Component data from apps and pages:
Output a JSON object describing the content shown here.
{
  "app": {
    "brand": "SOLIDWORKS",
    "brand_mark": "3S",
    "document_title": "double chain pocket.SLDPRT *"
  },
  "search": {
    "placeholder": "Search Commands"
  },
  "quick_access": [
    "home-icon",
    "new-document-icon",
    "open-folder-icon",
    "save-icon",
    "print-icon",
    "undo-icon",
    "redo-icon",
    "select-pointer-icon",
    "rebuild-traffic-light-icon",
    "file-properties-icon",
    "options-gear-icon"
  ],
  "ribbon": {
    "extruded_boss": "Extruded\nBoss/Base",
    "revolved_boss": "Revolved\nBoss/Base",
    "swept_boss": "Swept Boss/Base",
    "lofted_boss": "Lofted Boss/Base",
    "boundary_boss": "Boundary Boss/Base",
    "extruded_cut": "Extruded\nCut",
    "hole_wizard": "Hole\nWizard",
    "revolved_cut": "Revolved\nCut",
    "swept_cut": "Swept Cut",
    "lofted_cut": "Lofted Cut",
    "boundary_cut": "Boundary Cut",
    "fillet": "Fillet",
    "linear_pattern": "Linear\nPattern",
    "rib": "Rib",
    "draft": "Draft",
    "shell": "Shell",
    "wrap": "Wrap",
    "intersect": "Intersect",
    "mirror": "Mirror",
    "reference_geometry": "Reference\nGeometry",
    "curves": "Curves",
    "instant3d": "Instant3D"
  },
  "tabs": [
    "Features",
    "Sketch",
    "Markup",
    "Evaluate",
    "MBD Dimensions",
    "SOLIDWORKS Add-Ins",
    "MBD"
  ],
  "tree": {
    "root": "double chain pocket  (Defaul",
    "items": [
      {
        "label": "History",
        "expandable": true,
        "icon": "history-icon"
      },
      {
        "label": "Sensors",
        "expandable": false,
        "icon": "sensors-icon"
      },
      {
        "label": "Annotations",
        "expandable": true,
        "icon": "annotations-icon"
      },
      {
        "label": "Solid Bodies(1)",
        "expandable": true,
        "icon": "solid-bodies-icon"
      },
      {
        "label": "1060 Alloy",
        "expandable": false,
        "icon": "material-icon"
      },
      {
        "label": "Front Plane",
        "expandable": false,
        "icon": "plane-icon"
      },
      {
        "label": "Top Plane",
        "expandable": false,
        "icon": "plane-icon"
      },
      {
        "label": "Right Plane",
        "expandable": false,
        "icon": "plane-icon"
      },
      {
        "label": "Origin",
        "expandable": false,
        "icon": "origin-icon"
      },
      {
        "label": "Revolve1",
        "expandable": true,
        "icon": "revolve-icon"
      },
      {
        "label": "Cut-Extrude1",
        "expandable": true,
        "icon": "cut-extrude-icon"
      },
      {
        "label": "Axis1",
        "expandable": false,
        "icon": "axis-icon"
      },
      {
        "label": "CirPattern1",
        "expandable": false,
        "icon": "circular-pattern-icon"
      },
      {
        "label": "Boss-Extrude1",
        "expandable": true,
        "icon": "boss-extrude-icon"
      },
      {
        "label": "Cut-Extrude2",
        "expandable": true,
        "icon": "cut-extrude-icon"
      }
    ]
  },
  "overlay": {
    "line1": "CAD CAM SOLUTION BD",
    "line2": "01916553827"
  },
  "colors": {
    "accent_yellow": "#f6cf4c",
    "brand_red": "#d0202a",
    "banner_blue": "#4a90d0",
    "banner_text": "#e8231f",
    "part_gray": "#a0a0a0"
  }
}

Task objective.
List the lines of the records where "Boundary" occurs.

Solved problem.
    "boundary_boss": "Boundary Boss/Base",
    "boundary_cut": "Boundary Cut",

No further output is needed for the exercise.